Hood Predicts a Medicine Based on Preserving Wellness
  Dr. Leroy Hood
  Dr. Leroy Hood

When Dr. Leroy “Lee” Hood says that the future of medicine will be characterized by four P’s (predictive, preventive, personalized and participatory—and yes, former NIH director Dr. Elias Zerhouni seems to have coined the expression around May 2006, substituting “pre-emptive” for preventive), it’s best to give him the benefit of the doubt. After all, he and colleagues invented the technology that made the Human Genome Project possible, a feat he predicted, among other places, at a talk at NIH in 1990.

On the basis of his track record alone, it’s safe to spot Hood the fifth P—prophetic.

Leader for the past decade of the Institute for Systems Biology in Seattle, Hood addressed an NCI seminar at Natcher Bldg.’s Kirchstein Auditorium on Oct. 2. If there is a more committed believer in the power of technology to transform health care, NIH has yet to meet him or her.

Speakers Urge Renewed Commitment to Diversity
  Bismarck Myrick
  Bismarck Myrick

Workplaces, especially federal ones, strive for diversity but can often fall short. This is true at NIH, but the agency isn’t alone. Members of the NIH leadership and guests from other parts of the government shared their insights recently at the annual “A Time for Diversity” event at the Natcher Bldg.

Dr. Lawrence Tabak, NIH principal deputy director, opened the event by reminding attendees why it is so critical to keep diversity top-of-mind in carrying out the NIH mission.
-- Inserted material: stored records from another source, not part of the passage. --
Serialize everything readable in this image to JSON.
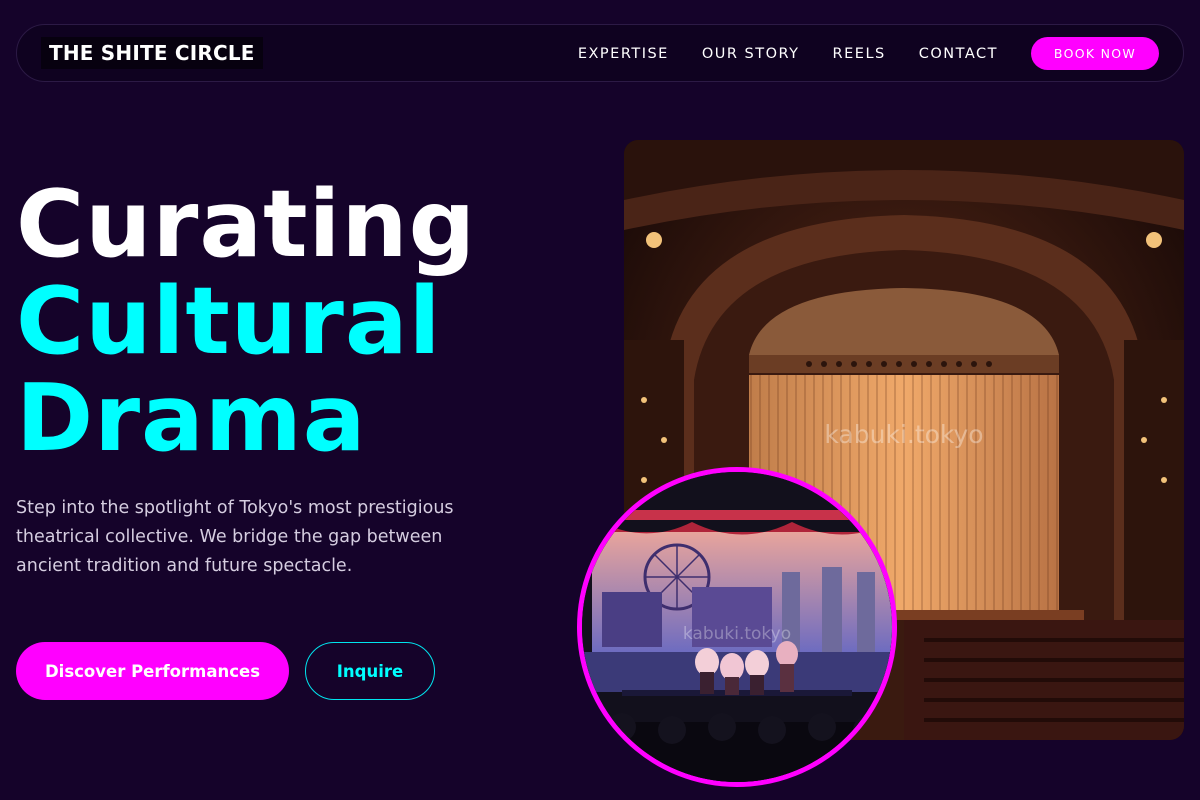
{
  "nav": {
    "brand": "THE SHITE CIRCLE",
    "links": [
      "EXPERTISE",
      "OUR STORY",
      "REELS",
      "CONTACT"
    ],
    "cta": "BOOK NOW"
  },
  "hero": {
    "headline": [
      "Curating",
      "Cultural",
      "Drama"
    ],
    "lead": "Step into the spotlight of Tokyo's most prestigious theatrical collective. We bridge the gap between ancient tradition and future spectacle.",
    "primary_button": "Discover Performances",
    "secondary_button": "Inquire"
  },
  "media": {
    "theater_watermark": "kabuki.tokyo",
    "stage_watermark": "kabuki.tokyo"
  },
  "colors": {
    "background": "#15032a",
    "accent_magenta": "#ff00ff",
    "accent_cyan": "#00ffff"
  }
}
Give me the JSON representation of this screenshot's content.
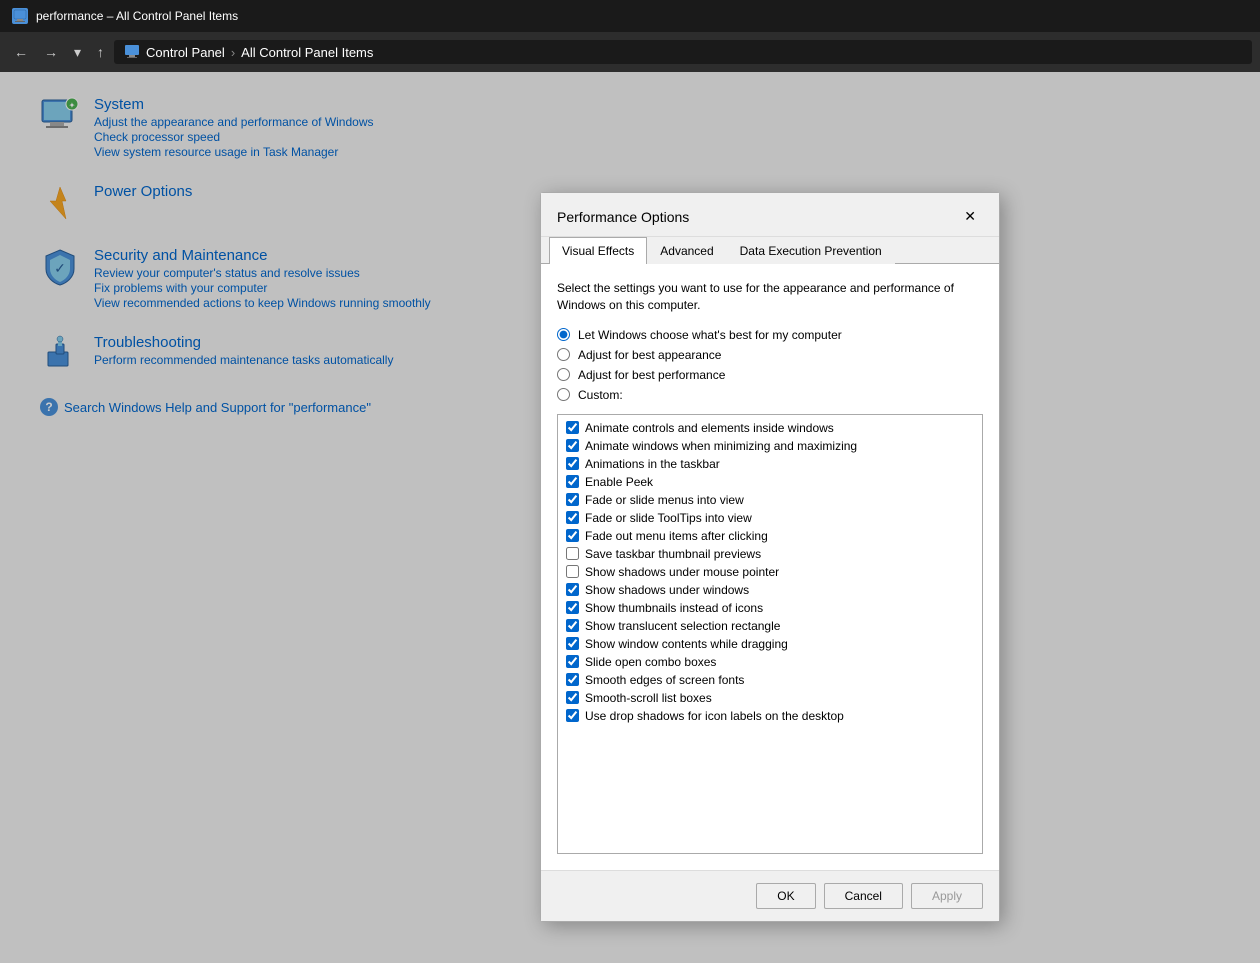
{
  "titleBar": {
    "title": "performance – All Control Panel Items",
    "icon": "monitor-icon"
  },
  "addressBar": {
    "backLabel": "←",
    "forwardLabel": "→",
    "downLabel": "▾",
    "upLabel": "↑",
    "path": [
      "Control Panel",
      "All Control Panel Items"
    ],
    "iconAlt": "control-panel-icon"
  },
  "controlPanel": {
    "items": [
      {
        "id": "system",
        "title": "System",
        "links": [
          "Adjust the appearance and performance of Windows",
          "Check processor speed",
          "View system resource usage in Task Manager"
        ]
      },
      {
        "id": "power",
        "title": "Power Options",
        "links": []
      },
      {
        "id": "security",
        "title": "Security and Maintenance",
        "links": [
          "Review your computer's status and resolve issues",
          "Fix problems with your computer",
          "View recommended actions to keep Windows running smoothly"
        ]
      },
      {
        "id": "troubleshoot",
        "title": "Troubleshooting",
        "links": [
          "Perform recommended maintenance tasks automatically"
        ]
      }
    ],
    "searchLink": "Search Windows Help and Support for \"performance\""
  },
  "dialog": {
    "title": "Performance Options",
    "closeLabel": "✕",
    "tabs": [
      {
        "id": "visual",
        "label": "Visual Effects",
        "active": true
      },
      {
        "id": "advanced",
        "label": "Advanced",
        "active": false
      },
      {
        "id": "dep",
        "label": "Data Execution Prevention",
        "active": false
      }
    ],
    "description": "Select the settings you want to use for the appearance and performance of Windows on this computer.",
    "radioOptions": [
      {
        "id": "r1",
        "label": "Let Windows choose what's best for my computer",
        "checked": true
      },
      {
        "id": "r2",
        "label": "Adjust for best appearance",
        "checked": false
      },
      {
        "id": "r3",
        "label": "Adjust for best performance",
        "checked": false
      },
      {
        "id": "r4",
        "label": "Custom:",
        "checked": false
      }
    ],
    "checkboxItems": [
      {
        "label": "Animate controls and elements inside windows",
        "checked": true
      },
      {
        "label": "Animate windows when minimizing and maximizing",
        "checked": true
      },
      {
        "label": "Animations in the taskbar",
        "checked": true
      },
      {
        "label": "Enable Peek",
        "checked": true
      },
      {
        "label": "Fade or slide menus into view",
        "checked": true
      },
      {
        "label": "Fade or slide ToolTips into view",
        "checked": true
      },
      {
        "label": "Fade out menu items after clicking",
        "checked": true
      },
      {
        "label": "Save taskbar thumbnail previews",
        "checked": false
      },
      {
        "label": "Show shadows under mouse pointer",
        "checked": false
      },
      {
        "label": "Show shadows under windows",
        "checked": true
      },
      {
        "label": "Show thumbnails instead of icons",
        "checked": true
      },
      {
        "label": "Show translucent selection rectangle",
        "checked": true
      },
      {
        "label": "Show window contents while dragging",
        "checked": true
      },
      {
        "label": "Slide open combo boxes",
        "checked": true
      },
      {
        "label": "Smooth edges of screen fonts",
        "checked": true
      },
      {
        "label": "Smooth-scroll list boxes",
        "checked": true
      },
      {
        "label": "Use drop shadows for icon labels on the desktop",
        "checked": true
      }
    ],
    "buttons": {
      "ok": "OK",
      "cancel": "Cancel",
      "apply": "Apply",
      "applyDisabled": true
    }
  }
}
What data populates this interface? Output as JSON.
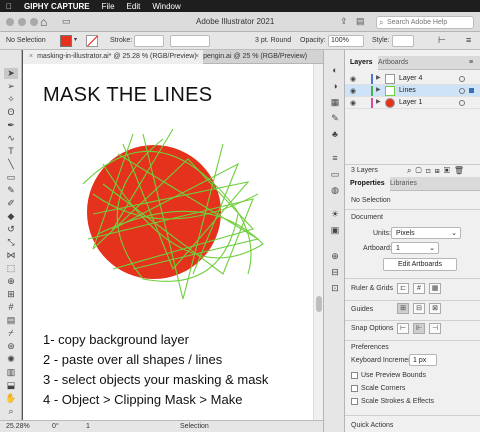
{
  "menubar": {
    "apple": "",
    "app_name": "GIPHY CAPTURE",
    "items": [
      "File",
      "Edit",
      "Window"
    ]
  },
  "window": {
    "title": "Adobe Illustrator 2021",
    "search_placeholder": "Search Adobe Help"
  },
  "control_bar": {
    "selection": "No Selection",
    "stroke_label": "Stroke:",
    "brush": "3 pt. Round",
    "opacity_label": "Opacity:",
    "opacity": "100%",
    "style_label": "Style:"
  },
  "doc_tabs": [
    {
      "label": "masking-in-illustrator.ai* @ 25.28 % (RGB/Preview)"
    },
    {
      "label": "pengin.ai @ 25 % (RGB/Preview)"
    }
  ],
  "canvas": {
    "heading": "MASK THE LINES",
    "steps": [
      "1- copy background layer",
      "2 - paste over all shapes / lines",
      "3 - select objects your masking & mask",
      "4 - Object > Clipping Mask > Make"
    ],
    "colors": {
      "circle": "#e5321c",
      "lines": "#6fcf3c"
    }
  },
  "status_bar": {
    "zoom": "25.28%",
    "angle": "0°",
    "artboard": "1",
    "mode": "Selection"
  },
  "layers_panel": {
    "tabs": [
      "Layers",
      "Artboards"
    ],
    "layers": [
      {
        "name": "Layer 4",
        "color": "#4a74d6",
        "selected": false
      },
      {
        "name": "Lines",
        "color": "#4caf50",
        "selected": true
      },
      {
        "name": "Layer 1",
        "color": "#d64aa0",
        "selected": false
      }
    ],
    "count": "3 Layers"
  },
  "properties_panel": {
    "tabs": [
      "Properties",
      "Libraries"
    ],
    "selection": "No Selection",
    "document_title": "Document",
    "units_label": "Units:",
    "units": "Pixels",
    "artboard_label": "Artboard:",
    "artboard": "1",
    "edit_artboards": "Edit Artboards",
    "ruler_grids": "Ruler & Grids",
    "guides": "Guides",
    "snap_options": "Snap Options",
    "preferences": "Preferences",
    "keyboard_increment_label": "Keyboard Increment:",
    "keyboard_increment": "1 px",
    "checkboxes": [
      "Use Preview Bounds",
      "Scale Corners",
      "Scale Strokes & Effects"
    ],
    "quick_actions": "Quick Actions"
  }
}
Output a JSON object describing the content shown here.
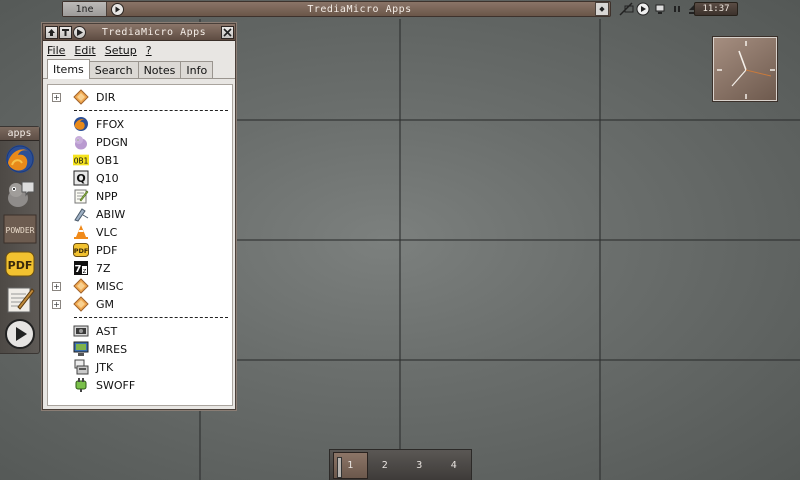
{
  "top_panel": {
    "task_name": "1ne",
    "task_title": "TrediaMicro Apps",
    "clock_text": "11:37"
  },
  "side_launcher": {
    "label": "apps",
    "apps": [
      {
        "name": "firefox-launcher"
      },
      {
        "name": "pidgin-launcher"
      },
      {
        "name": "powder-launcher",
        "text": "POWDER"
      },
      {
        "name": "pdf-launcher",
        "text": "PDF"
      },
      {
        "name": "editor-launcher"
      },
      {
        "name": "play-launcher"
      }
    ]
  },
  "window": {
    "title": "TrediaMicro Apps",
    "menu": {
      "file": "File",
      "edit": "Edit",
      "setup": "Setup",
      "help": "?"
    },
    "tabs": {
      "items": "Items",
      "search": "Search",
      "notes": "Notes",
      "info": "Info"
    },
    "items": [
      {
        "label": "DIR",
        "expandable": true,
        "icon": "folder-diamond-icon"
      },
      {
        "label": "FFOX",
        "icon": "firefox-icon"
      },
      {
        "label": "PDGN",
        "icon": "pidgin-icon"
      },
      {
        "label": "OB1",
        "icon": "ob1-icon",
        "icon_text": "OB1"
      },
      {
        "label": "Q10",
        "icon": "q10-icon"
      },
      {
        "label": "NPP",
        "icon": "notepad-icon"
      },
      {
        "label": "ABIW",
        "icon": "abiword-icon"
      },
      {
        "label": "VLC",
        "icon": "vlc-cone-icon"
      },
      {
        "label": "PDF",
        "icon": "pdf-icon",
        "icon_text": "PDF"
      },
      {
        "label": "7Z",
        "icon": "7zip-icon"
      },
      {
        "label": "MISC",
        "expandable": true,
        "icon": "folder-diamond-icon"
      },
      {
        "label": "GM",
        "expandable": true,
        "icon": "folder-diamond-icon"
      },
      {
        "label": "AST",
        "icon": "ast-icon"
      },
      {
        "label": "MRES",
        "icon": "monitor-resolution-icon"
      },
      {
        "label": "JTK",
        "icon": "jtk-icon"
      },
      {
        "label": "SWOFF",
        "icon": "power-plug-icon"
      }
    ]
  },
  "pager": {
    "desktops": [
      "1",
      "2",
      "3",
      "4"
    ],
    "active": "1"
  },
  "colors": {
    "panel_brown": "#7a665b",
    "desktop_gray": "#6a6e6c",
    "list_bg": "#ffffff"
  }
}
“Diversity is vital in labs, offices and hospital rooms, but also in the way we communicate our science to others,” he said. “We could easily take it for granted if we did not stop to recognize its value. Through commitment and consistency to diversity we can accomplish anything. We must acknowledge and embrace our differences, as natural as these differences are, and incorporate different perspectives into our work.”